- Leier CV, Dei Cas L, Metra M. Clinical relevance and management of the major electrolyte abnormalities in congestive heart failure: hyponatremia, hypokalemia, and hypomagnesemia. Am Heart J. 1994;128:564. https://www.sciencedirect.com/science/article/pii/0002870394906335
- Schrier RW, Gross P, Gheorghiade M, Berl T, Verbalis JG, Czerwiec FS, Orlandi C, SALT Investigators. Tolvaptan, a selective oral vasopressin V2-receptor antagonist, for hyponatremia. N Engl J Med. 2006;355:2099. https://www.ncbi.nlm.nih.gov/pubmed/17105757

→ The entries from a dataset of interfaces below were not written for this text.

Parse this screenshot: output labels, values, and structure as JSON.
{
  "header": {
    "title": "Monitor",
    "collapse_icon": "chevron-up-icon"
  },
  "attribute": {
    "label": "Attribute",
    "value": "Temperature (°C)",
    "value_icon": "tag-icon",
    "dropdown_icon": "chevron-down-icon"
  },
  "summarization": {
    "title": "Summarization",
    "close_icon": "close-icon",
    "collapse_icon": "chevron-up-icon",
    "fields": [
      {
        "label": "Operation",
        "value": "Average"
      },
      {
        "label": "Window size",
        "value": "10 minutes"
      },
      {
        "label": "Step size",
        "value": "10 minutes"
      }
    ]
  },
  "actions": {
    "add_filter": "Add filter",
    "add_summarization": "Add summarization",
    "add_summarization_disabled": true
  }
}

Contributed by Ricardo Ortiz, Medical Student, Harvard Medical School